Mundruku Indians: Weaving Resistance, Dir. Nayana Fernandez, UK/Brazil
L'Oro Vero, Dir. Daniele De Stefano, Giuseppe Orlandini and Roberto De Filippis, Italy
Against the current, Dir. Umut Kocagöz and Özlem Isil, Turkey
A number of short documentary films were also screened at the parallel sessions.
On Thursday the 24th, a session on art and activism, held at Teater Reflex in Kärrtorp, concluded the Undisciplined Activism workshop bringing together engaged artists from different backgrounds and countries
The Entitle Network
ENTITLE is an EU-funded Initial Training Network under the Marie Curie action of FP7. It is coordinated by the Institute for Environmental Science and Technology at the Autonomous University of Barcelona with the collaboration of 8 Universities, 2 Non-governmental organizations and 1 Environmental consultancy. ENTITLE will train 18 researchers in the emerging inter-disciplinary field of Political Ecology.
Our overriding research objectives are to:

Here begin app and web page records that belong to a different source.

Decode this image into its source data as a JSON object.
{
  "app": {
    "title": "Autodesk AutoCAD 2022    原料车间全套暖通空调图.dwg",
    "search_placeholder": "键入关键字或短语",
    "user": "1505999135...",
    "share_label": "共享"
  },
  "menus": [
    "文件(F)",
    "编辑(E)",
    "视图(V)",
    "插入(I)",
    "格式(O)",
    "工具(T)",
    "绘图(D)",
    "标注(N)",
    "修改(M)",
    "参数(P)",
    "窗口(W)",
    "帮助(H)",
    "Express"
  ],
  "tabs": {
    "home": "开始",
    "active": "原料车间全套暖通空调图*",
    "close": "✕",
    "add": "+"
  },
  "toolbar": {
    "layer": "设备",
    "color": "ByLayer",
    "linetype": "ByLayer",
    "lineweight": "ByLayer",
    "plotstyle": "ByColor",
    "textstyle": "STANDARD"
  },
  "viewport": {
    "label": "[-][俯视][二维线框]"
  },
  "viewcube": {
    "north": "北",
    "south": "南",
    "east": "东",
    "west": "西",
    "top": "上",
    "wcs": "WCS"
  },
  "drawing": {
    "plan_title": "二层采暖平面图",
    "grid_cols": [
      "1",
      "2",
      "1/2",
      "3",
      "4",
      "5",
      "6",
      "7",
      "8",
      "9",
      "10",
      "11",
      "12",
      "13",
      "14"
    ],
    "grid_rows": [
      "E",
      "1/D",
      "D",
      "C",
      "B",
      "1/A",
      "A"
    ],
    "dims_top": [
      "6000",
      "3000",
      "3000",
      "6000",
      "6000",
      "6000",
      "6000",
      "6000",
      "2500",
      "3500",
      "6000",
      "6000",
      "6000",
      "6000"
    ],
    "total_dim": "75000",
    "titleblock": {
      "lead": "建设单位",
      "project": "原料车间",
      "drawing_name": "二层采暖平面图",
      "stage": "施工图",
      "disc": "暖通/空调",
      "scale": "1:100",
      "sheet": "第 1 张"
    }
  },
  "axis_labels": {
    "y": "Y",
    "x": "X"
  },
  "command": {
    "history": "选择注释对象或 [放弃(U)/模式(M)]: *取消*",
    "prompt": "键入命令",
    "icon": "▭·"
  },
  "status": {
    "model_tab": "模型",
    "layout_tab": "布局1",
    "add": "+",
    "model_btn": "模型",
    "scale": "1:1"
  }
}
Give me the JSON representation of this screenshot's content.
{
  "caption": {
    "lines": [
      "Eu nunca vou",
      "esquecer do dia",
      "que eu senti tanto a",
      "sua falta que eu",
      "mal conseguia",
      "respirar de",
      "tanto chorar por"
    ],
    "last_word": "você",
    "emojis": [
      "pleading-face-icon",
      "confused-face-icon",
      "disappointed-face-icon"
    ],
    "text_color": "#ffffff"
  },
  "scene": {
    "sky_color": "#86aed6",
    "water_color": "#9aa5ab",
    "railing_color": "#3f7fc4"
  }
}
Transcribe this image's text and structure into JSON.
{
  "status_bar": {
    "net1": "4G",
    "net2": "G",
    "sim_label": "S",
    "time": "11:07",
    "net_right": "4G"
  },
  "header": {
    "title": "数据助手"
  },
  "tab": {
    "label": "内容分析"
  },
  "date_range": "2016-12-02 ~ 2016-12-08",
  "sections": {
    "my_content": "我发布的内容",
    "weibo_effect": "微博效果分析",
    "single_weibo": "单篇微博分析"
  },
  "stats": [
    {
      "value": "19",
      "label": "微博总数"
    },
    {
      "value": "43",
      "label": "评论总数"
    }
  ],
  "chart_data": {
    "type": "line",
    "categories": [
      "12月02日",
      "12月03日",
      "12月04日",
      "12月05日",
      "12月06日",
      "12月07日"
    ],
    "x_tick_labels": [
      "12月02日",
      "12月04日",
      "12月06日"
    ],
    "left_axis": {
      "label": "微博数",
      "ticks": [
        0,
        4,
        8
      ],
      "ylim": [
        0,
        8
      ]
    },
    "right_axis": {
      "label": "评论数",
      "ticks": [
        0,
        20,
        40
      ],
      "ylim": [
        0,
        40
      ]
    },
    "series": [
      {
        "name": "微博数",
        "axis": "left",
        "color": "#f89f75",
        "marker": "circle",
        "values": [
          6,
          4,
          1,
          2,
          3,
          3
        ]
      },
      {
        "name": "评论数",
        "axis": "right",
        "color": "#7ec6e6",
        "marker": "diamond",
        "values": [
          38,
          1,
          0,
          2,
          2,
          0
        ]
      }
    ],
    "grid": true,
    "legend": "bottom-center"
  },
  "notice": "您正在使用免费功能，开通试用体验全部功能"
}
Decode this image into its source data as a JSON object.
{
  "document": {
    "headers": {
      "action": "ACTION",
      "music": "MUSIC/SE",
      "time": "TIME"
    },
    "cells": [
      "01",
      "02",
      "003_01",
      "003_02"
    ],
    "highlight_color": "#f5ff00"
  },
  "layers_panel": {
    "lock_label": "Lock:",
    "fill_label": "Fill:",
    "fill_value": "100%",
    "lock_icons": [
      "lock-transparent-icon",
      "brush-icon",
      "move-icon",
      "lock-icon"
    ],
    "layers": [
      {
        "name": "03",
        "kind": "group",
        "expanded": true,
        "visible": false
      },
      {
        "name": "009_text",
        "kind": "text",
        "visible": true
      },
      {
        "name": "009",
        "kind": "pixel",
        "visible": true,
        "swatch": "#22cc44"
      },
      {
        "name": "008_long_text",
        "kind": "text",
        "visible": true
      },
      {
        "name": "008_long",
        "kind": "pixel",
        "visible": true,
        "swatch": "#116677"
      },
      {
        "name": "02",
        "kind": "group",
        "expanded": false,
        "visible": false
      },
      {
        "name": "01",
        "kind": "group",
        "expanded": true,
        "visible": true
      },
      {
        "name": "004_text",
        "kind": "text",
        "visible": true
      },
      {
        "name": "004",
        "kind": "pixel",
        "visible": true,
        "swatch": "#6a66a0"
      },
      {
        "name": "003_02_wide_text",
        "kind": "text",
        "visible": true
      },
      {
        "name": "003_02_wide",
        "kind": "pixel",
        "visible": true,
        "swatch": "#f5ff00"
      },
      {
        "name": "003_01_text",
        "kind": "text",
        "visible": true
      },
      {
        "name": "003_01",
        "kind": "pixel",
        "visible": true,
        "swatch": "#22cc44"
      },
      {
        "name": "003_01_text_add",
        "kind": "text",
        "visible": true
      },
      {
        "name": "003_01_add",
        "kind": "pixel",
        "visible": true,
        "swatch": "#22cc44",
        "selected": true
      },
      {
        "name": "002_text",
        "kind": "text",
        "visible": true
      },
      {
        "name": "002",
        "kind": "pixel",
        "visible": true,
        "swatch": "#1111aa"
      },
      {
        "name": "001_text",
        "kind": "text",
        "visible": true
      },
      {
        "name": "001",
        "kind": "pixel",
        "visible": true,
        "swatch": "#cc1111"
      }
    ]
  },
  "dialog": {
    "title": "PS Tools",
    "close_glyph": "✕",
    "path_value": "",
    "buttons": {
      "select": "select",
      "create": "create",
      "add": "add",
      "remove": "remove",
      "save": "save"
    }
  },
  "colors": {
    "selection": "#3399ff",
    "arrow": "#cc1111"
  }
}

- Document and explain the uneven distribution of the costs and benefits of environmental change, analyze causes and responses to environmental conflicts, and propose new institutional arrangements for social and environmental justice.
- Reveal how power relations structure access to environmental goods and bads, and envisage democratic systems that ensure a more equal distribution of power in society and more just and ecologically sustainable economic systems.
Organizing and scientific committee
Marco Armiero (co-chair), KTH Environmental Humanities Laboratory, environmental historian
Stefania Barca (chair), Center for Social Studies, Coimbra University, Portugal, environmental historian
Laura Centemeri, CEMS-IMM, Centre d’Etudes des Mouvements Sociaux, CNRS, France, sociologist
Santiago Gorostiza, Center for Social Studies, Coimbra University, Portugal, historian
Lucie Greyl, NGO ASud, Italy, activist
Emanuele Leonardi, Center for Social Studies, Coimbra University, Portugal, politicla scientist
Susanna Lidström, KTH Environmental Humanities Laboratory, ecocriticist
Felipe Milanez, Centre for Social Studies, Coimbra University, Portugal, film-maker and political ecologist
Irina Velicu, Centre for Social Studies, Coimbra University, Portugal, philosopher
Christos Zografos, Institute for Environmental Science and Technology at the Autonomous University of Barcelona, ecological economist
Ilenia Iengo, KTH Environmental Humanities Laboratory, staff assistant
Amita Baviskar, Institute of Economic Growth, India, sociologist and economist
Maria Kaika, University of Manchester, UK, geographer
Giorgos Kallis, Institute for Environmental Science and Technology at the Autonomous University of Barcelona, political ecologist
Joan Martinez Alier, Institute for Environmental Science and Technology at the Autonomous University of Barcelona, ecological economist and economic historian
Stephanie Roth, recipient of the Goldman Environmental Prize 2005, activist
Boaventura de Souza Santos, Centre for Social Studies, Coimbra University, Portugal, sociologist and political scientist
Erik Swyngedouw, University of Manchester, geographer and urban theorist
For more information, please visit the following websites: